### Assignment
Scan the entries below and give the number of lines containing "JSON", with no accompanying words.

### Recorded information
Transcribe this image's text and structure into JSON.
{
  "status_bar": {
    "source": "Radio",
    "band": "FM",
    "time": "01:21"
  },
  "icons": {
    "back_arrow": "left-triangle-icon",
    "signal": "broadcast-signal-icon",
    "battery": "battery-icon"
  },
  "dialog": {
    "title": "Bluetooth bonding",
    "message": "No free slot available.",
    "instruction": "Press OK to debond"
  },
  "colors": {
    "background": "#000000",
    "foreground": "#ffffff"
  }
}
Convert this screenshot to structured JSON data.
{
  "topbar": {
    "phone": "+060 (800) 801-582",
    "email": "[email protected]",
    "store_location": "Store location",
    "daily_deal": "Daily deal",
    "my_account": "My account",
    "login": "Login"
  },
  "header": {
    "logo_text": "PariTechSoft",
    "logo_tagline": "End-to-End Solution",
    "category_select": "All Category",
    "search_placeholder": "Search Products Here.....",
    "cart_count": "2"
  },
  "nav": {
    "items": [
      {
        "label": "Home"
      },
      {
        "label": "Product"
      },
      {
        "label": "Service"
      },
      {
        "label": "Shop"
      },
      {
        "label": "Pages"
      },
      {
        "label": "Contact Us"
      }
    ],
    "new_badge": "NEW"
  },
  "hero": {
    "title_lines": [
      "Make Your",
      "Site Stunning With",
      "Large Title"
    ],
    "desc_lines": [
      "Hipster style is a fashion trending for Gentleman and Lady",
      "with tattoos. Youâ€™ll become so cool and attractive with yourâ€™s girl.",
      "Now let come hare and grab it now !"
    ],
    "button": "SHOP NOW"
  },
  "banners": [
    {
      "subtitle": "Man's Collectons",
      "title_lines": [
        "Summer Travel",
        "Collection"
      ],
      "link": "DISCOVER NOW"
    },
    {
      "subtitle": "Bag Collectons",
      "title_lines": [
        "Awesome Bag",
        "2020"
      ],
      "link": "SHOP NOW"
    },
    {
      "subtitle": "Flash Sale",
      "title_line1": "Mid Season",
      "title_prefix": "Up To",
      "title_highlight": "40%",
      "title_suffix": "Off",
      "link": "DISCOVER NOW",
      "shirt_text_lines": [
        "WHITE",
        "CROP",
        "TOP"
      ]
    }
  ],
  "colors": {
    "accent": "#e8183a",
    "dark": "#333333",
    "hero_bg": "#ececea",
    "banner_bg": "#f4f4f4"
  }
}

### Solution to this exercise
2